I don’t know if they bleed, the stones.

Or if they scream, if they howl under

The wheel & the mace, or if the knife’s

Blade wounds them, deep in their flesh,

Slicing through them.


I know that the loam that sometimes

Runs from them, no matter how red, is

Not blood.


And I’ll say nothing of their

Tenderness, from stone to stone, from

Water to air.



But what I know is that our blood

Comes from the stone. And our flesh

Comes from nowhere else, come from

Stone we are stone, we are dust and

Wind’s smoke.


That our blood is blood of stone,

And our heat is of the sun, and our wail
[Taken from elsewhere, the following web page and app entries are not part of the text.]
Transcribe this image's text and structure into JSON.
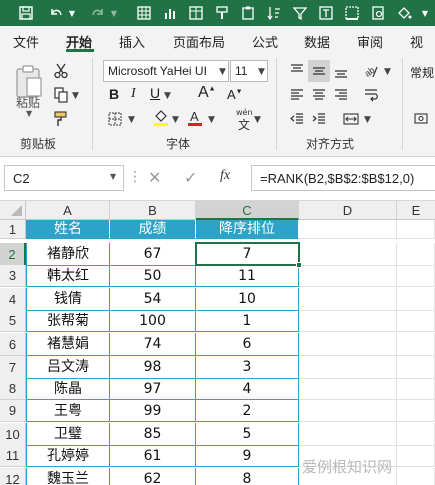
{
  "tabs": [
    "文件",
    "开始",
    "插入",
    "页面布局",
    "公式",
    "数据",
    "审阅",
    "视图"
  ],
  "active_tab": "开始",
  "ribbon": {
    "paste_label": "粘贴",
    "font_name": "Microsoft YaHei UI",
    "font_size": "11",
    "wen_label": "wén",
    "number_format": "常规",
    "groups": {
      "clipboard": "剪贴板",
      "font": "字体",
      "alignment": "对齐方式"
    }
  },
  "formula_bar": {
    "name_box": "C2",
    "fx": "fx",
    "formula": "=RANK(B2,$B$2:$B$12,0)"
  },
  "columns": [
    "A",
    "B",
    "C",
    "D",
    "E"
  ],
  "rows": [
    "1",
    "2",
    "3",
    "4",
    "5",
    "6",
    "7",
    "8",
    "9",
    "10",
    "11",
    "12"
  ],
  "table": {
    "headers": [
      "姓名",
      "成绩",
      "降序排位"
    ],
    "rows": [
      [
        "褚静欣",
        "67",
        "7"
      ],
      [
        "韩太红",
        "50",
        "11"
      ],
      [
        "钱倩",
        "54",
        "10"
      ],
      [
        "张帮菊",
        "100",
        "1"
      ],
      [
        "褚慧娟",
        "74",
        "6"
      ],
      [
        "吕文涛",
        "98",
        "3"
      ],
      [
        "陈晶",
        "97",
        "4"
      ],
      [
        "王粤",
        "99",
        "2"
      ],
      [
        "卫璧",
        "85",
        "5"
      ],
      [
        "孔婷婷",
        "61",
        "9"
      ],
      [
        "魏玉兰",
        "62",
        "8"
      ]
    ]
  },
  "watermark": "爱例根知识网",
  "colors": {
    "excel_green": "#217346",
    "table_header": "#2ea3c9"
  }
}
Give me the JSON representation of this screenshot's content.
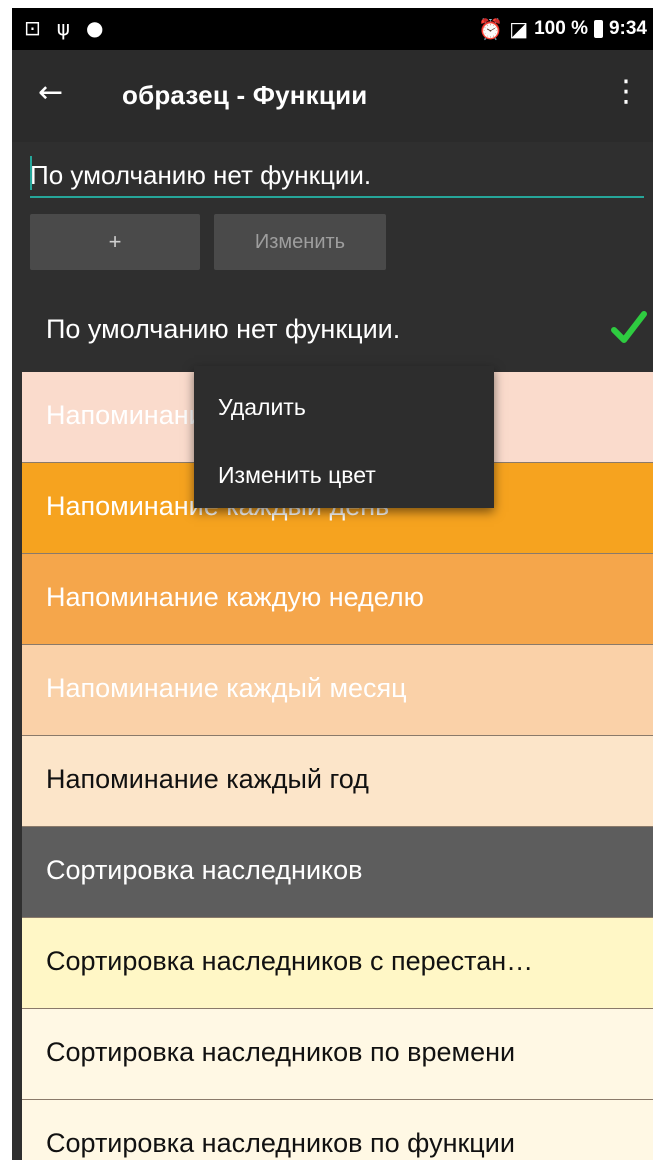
{
  "status_bar": {
    "left_icons": [
      "image-icon",
      "usb-icon",
      "circle-icon"
    ],
    "right_text": "100 %",
    "time": "9:34"
  },
  "toolbar": {
    "title": "образец - Функции"
  },
  "input": {
    "value": "По умолчанию нет функции."
  },
  "buttons": {
    "add": "+",
    "edit": "Изменить"
  },
  "default_item": {
    "label": "По умолчанию нет функции."
  },
  "list": [
    {
      "label": "Напоминание",
      "bg": "#fadbcc",
      "fg": "#ffffff"
    },
    {
      "label": "Напоминание каждый день",
      "bg": "#f6a31f",
      "fg": "#ffffff"
    },
    {
      "label": "Напоминание каждую неделю",
      "bg": "#f5a64b",
      "fg": "#ffffff"
    },
    {
      "label": "Напоминание каждый месяц",
      "bg": "#fad1a8",
      "fg": "#ffffff"
    },
    {
      "label": "Напоминание каждый год",
      "bg": "#fce5c9",
      "fg": "#111111"
    },
    {
      "label": "Сортировка наследников",
      "bg": "#5d5d5d",
      "fg": "#ffffff"
    },
    {
      "label": "Сортировка наследников с перестан…",
      "bg": "#fff7c6",
      "fg": "#111111"
    },
    {
      "label": "Сортировка наследников по времени",
      "bg": "#fff8e4",
      "fg": "#111111"
    },
    {
      "label": "Сортировка наследников по функции",
      "bg": "#fff8e4",
      "fg": "#111111"
    }
  ],
  "context_menu": {
    "items": [
      "Удалить",
      "Изменить цвет"
    ]
  },
  "colors": {
    "accent": "#26a69a",
    "check": "#2ecc40"
  }
}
The howl of the stone, through which

Our soul passes full-bodied, that we are

The soul of the stone – but tell me, the

Stone, who is the stone – where does

She come from?


Marcela Delpastre

Translated from the Occitan

By Nicole Peyrafitte and Pierre Joris





Driving home from Belfast, into the crescent moon

(for Dudey Zopp)


I hear the granite singing,

And it is alive.

I want to tell you

That granite is a migratory species

(think plate tectonics, continental

Drift, glacial erratic)

But you can read the flow lines

From when granite was

Liquid, and moving, quickly –

I want to tell you

That lichen is

A language of granite,

That granite speaks

With air

And water and light –

We might never know

What stories it holds

Deep within the rock.


Gary Lawless



Remembering a Poet—Through her words

by Kathy Weinberg

 “I was more interested in daily life, less melodramatic human interactions, poems of place, and glimpses of transcendence through ordinary things,” Karie Friedman said of her writing. Waldo County Poet, translator, editor, and founder of a poetry workshop group The Poets’ Table, Karie Friedman died of a sudden illness last week. Along with her two daughters and many friends, we pay our respects and honor her words. Work is in progress to publish her most recent collection of poems.

“Yes, the thought of poems that never got written, that I might have produced when my neurons were moving faster and my passions hotter, does sadden me.   What a dope I was not to assert myself, etc.  On the other hand, my peripatetic life, with its personal ups and downs and varied roles as a motorcycle tourist, back-to-the-lander, mother, faculty wife, truck dispatcher, landlady, and editor, plus a few others I haven’t mentioned, have fed my writing and continue to do so.  Now that I’m underway, coming up on the age of Amy Clampitt when she published The Kingfisher, I’m making a run for it.” Karie Friedman

N. C. Wyeth, Dark Harbor Fishermen, 1945.

Swamped by silver herring,
the dory is so full
it should be sinking,
but there’s no water-
line, no glint or splash
around its hull or those
of other boats nearby.
Fish-shaped themselves,
they float in a black
space that might
be wet or not.
All eyes of men and gulls
focus on the catch,
more luminous than coins.
It is a dreamlike haul
and we’re the dreamers,
hovering above, with a gull’s
eye view, drawn not by hunger
but by the allure of shine,
the amazing prospect
of wading knee-deep in light,
scooping it in a net.
Karie Friedman, 2016

To read more of Karie’s poems, and biography: https://kariefriedman.com/home/